#### Problem requirements:
The answer must consist of every line below that contains the word "ring".

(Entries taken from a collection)
--------------------------------------------------

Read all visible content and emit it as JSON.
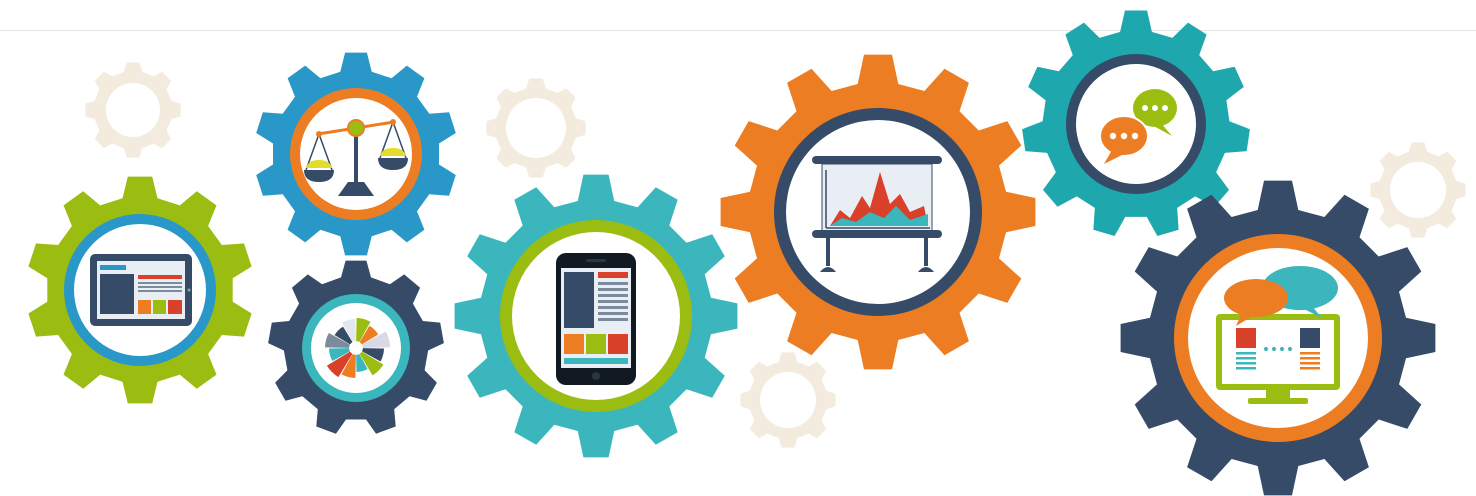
{
  "palette": {
    "green": "#9bbd12",
    "blue": "#2a97c9",
    "navy": "#354b68",
    "teal": "#3bb6bd",
    "orange": "#ec7d22",
    "dark_teal": "#1ea8ad",
    "beige": "#f4ebdf",
    "red": "#d9412b",
    "yellow": "#e3dc2a",
    "light_rule": "#e3e3e3"
  },
  "gears": [
    {
      "name": "beige-small-gear-1",
      "icon": "none",
      "color": "#f4ebdf"
    },
    {
      "name": "green-gear",
      "icon": "tablet-icon",
      "color": "#9bbd12",
      "ring": "#2a97c9"
    },
    {
      "name": "blue-gear",
      "icon": "balance-scale-icon",
      "color": "#2a97c9",
      "ring": "#ec7d22"
    },
    {
      "name": "navy-small-gear",
      "icon": "pie-wheel-chart-icon",
      "color": "#354b68",
      "ring": "#3bb6bd"
    },
    {
      "name": "beige-small-gear-2",
      "icon": "none",
      "color": "#f4ebdf"
    },
    {
      "name": "teal-gear",
      "icon": "smartphone-icon",
      "color": "#3bb6bd",
      "ring": "#9bbd12"
    },
    {
      "name": "beige-small-gear-3",
      "icon": "none",
      "color": "#f4ebdf"
    },
    {
      "name": "orange-gear",
      "icon": "presentation-board-icon",
      "color": "#ec7d22",
      "ring": "#354b68"
    },
    {
      "name": "dark-teal-gear",
      "icon": "chat-bubbles-icon",
      "color": "#1ea8ad",
      "ring": "#354b68"
    },
    {
      "name": "beige-small-gear-4",
      "icon": "none",
      "color": "#f4ebdf"
    },
    {
      "name": "navy-large-gear",
      "icon": "monitor-chat-icon",
      "color": "#354b68",
      "ring": "#ec7d22"
    }
  ]
}
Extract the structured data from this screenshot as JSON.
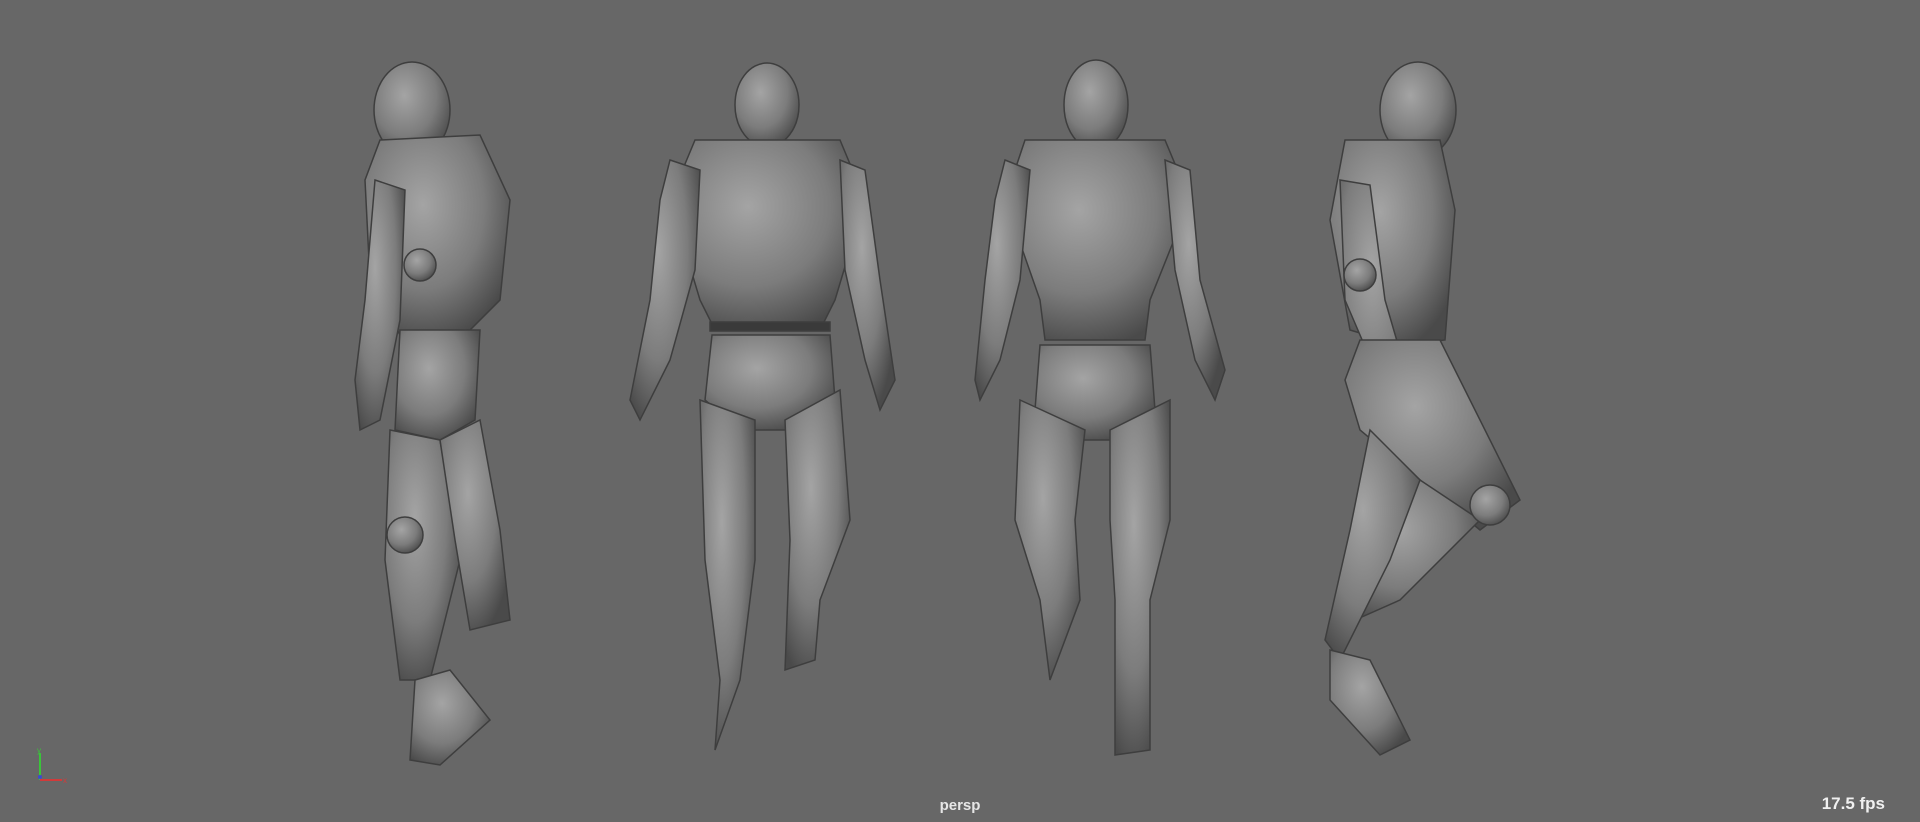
{
  "viewport": {
    "camera_label": "persp",
    "fps_label": "17.5 fps",
    "axis": {
      "y": "y",
      "x": "x"
    },
    "colors": {
      "background": "#676767",
      "model": "#8a8a8a",
      "axis_x": "#d23a3a",
      "axis_y": "#3ac43a",
      "axis_z": "#3a4ad2"
    },
    "models": [
      "side-left",
      "back",
      "front",
      "side-right"
    ]
  }
}
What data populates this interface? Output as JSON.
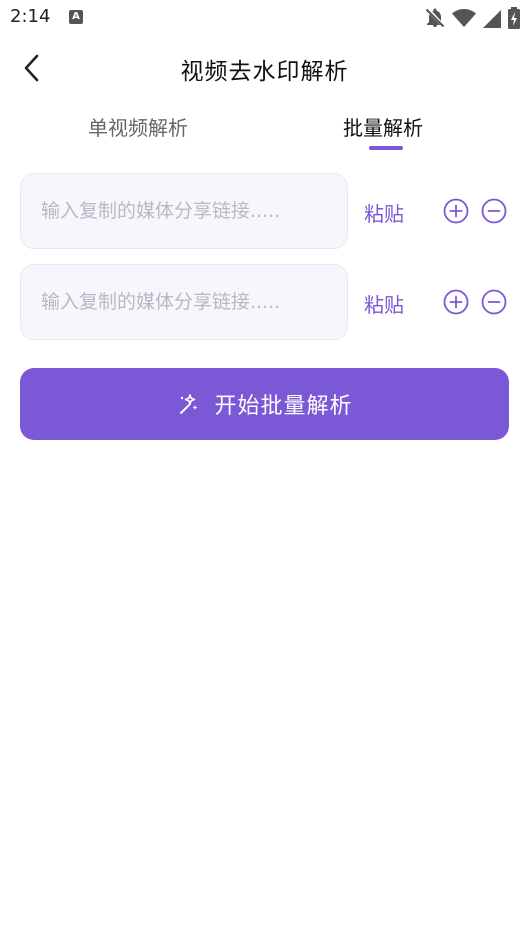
{
  "status_bar": {
    "time": "2:14",
    "a_icon": "A"
  },
  "header": {
    "title": "视频去水印解析"
  },
  "tabs": [
    {
      "label": "单视频解析",
      "active": false
    },
    {
      "label": "批量解析",
      "active": true
    }
  ],
  "rows": [
    {
      "placeholder": "输入复制的媒体分享链接.....",
      "value": "",
      "paste_label": "粘贴"
    },
    {
      "placeholder": "输入复制的媒体分享链接.....",
      "value": "",
      "paste_label": "粘贴"
    }
  ],
  "start_button": {
    "label": "开始批量解析",
    "icon": "magic-wand-icon"
  },
  "colors": {
    "accent": "#7b58d6",
    "input_bg": "#f6f7fc",
    "placeholder": "#b8b9c4"
  }
}
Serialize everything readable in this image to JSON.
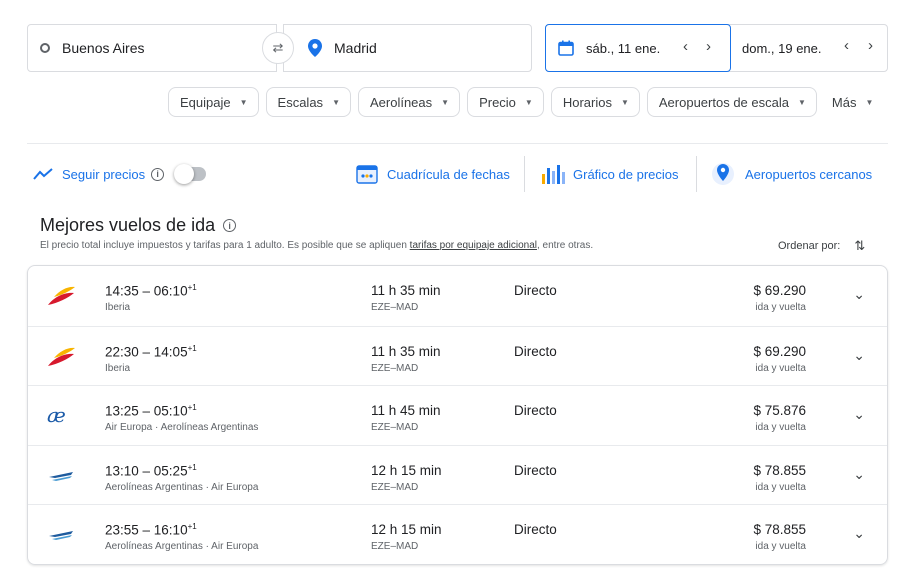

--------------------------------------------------

#### Task result:
      "ring": "#2a97c9"
      "ring": "#ec7d22"
      "ring": "#3bb6bd"
      "ring": "#9bbd12"
      "ring": "#354b68"
      "ring": "#354b68"
      "ring": "#ec7d22"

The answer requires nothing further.